Color QC and Matching Blog


Posted by Mike Burns on Thu, Jul 16, 2009

One of the more frequent questions we hear from suppliers is:  What should my color tolerances be?  The simple answer equates to what the client will accept in color variation in all directions of color space versus the color standard the supplier needs to match.  The importance of the client providing representative color standards will be the subject of a future blog.

In the seventies and throughout the eighties the majority of suppliers relied on the CIELab defaults of +/- 0.5 for *a / *b axis with *L tolerances of +/- 1.0.  The CIELab DeltaE default was 1.0.  These so-called box tolerances were applied to dark colors, light colors, pastel colors, or high chroma colors with the assumption that regardless of where color was in color space any change in color perceptibility or color acceptability for the color match was the same.  The issues with these default numerical tolerances were that the human eye could accept bigger differences in lightness and darkness of darker colors than in lighter colors.  The same could be said of the hue (color of the sample).  Light pastel colors were more susceptible to a noticeable color difference than darker colors.  Consider a light beige where the color shifts a numerical 0.5 towards the -b* axis (bluer).  Dependent on the product this shift may be unacceptable whereas in a dark brown or maroon color it may be totally acceptable.  There have been shifts of Delta L* (Lightness) of 3.0+ units in a dark royal blue that have been totally acceptable whereas the Delta L* tolerance of 1.0 would indicate it was unacceptable.  With these type analogies color scientists sought some way to apply weighting factors to better define color differences dependent on where the color was located in color space.

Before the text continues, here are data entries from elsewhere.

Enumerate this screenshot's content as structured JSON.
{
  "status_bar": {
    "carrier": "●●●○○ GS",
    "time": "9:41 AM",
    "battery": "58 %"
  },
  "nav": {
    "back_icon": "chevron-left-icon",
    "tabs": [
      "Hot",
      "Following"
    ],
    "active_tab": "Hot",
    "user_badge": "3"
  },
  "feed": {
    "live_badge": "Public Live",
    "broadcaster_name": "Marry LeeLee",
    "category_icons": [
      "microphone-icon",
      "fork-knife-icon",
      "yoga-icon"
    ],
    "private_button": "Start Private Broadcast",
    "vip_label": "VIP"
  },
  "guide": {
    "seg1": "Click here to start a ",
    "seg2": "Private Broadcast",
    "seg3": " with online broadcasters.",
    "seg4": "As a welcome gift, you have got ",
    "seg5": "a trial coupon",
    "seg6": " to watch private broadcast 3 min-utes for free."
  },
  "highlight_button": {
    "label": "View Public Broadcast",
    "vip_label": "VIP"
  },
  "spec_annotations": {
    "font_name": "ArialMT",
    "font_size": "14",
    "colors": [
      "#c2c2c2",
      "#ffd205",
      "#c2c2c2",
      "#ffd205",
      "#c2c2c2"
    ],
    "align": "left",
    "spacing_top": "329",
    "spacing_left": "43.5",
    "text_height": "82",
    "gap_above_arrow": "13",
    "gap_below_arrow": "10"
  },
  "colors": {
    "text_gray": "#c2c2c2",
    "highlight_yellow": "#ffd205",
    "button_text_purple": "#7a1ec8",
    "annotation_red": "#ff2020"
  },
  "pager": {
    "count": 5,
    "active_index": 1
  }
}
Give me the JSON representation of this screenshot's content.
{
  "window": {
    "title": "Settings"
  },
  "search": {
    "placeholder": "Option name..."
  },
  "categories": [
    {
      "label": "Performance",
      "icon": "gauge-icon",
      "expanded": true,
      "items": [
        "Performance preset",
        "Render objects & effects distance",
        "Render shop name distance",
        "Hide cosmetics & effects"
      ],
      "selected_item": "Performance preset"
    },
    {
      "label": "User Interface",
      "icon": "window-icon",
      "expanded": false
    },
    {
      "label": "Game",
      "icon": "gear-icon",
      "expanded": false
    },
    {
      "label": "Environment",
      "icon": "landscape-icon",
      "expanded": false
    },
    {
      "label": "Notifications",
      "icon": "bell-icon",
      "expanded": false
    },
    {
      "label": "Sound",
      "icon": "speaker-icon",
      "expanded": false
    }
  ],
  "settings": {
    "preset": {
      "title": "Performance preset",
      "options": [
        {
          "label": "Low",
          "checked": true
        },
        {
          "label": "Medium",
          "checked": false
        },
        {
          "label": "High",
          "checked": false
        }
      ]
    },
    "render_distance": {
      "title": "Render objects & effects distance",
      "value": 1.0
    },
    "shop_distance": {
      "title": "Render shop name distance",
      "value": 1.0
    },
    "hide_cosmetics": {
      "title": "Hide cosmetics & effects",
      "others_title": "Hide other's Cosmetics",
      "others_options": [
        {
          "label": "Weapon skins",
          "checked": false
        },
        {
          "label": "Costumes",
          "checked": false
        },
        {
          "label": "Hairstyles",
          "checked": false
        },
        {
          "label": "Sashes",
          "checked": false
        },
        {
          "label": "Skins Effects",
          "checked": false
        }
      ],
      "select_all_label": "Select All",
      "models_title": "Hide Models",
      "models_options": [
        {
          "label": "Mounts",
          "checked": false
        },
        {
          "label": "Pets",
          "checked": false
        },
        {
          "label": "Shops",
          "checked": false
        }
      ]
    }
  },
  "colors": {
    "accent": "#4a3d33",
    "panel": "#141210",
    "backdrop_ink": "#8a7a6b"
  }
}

In the 1980's and 90's, color scientists developed improved color equations like CMC and later CIE2000 for determining a better way to define small color differences that were more perceptually uniform.  Both equations use elliptical tolerancing to define an acceptability ellipse for a point in color space.  The ellipses vary in shape and size throughout color space.  Both CMC and CIE 2000 DE use weighting factors for lightness, chroma (CMC) and lightness, chroma, and hue (CIE2000) that better correlate to color differences asa the human eye sees it.   The result over time has been that elliptical tolerances as defined by color difference equations like CMC and CIE2000 are widely preferred within the color industry as being superior in defining human color perceptibility and color acceptability.  However, box tolerances are still in widespread use due to their ease of use and the long and extensive color histories that companies have bases on them.

 There is no right or wrong answer.  It's up to the buyer and seller to negotiate what is acceptable and to clearly spell it out in terms of a color specification.

Tags: color tolerances, Announcements, Color difference, Product Information, box tolerances, CMC DE, DE CIE2000, elliptical tolerances, color standard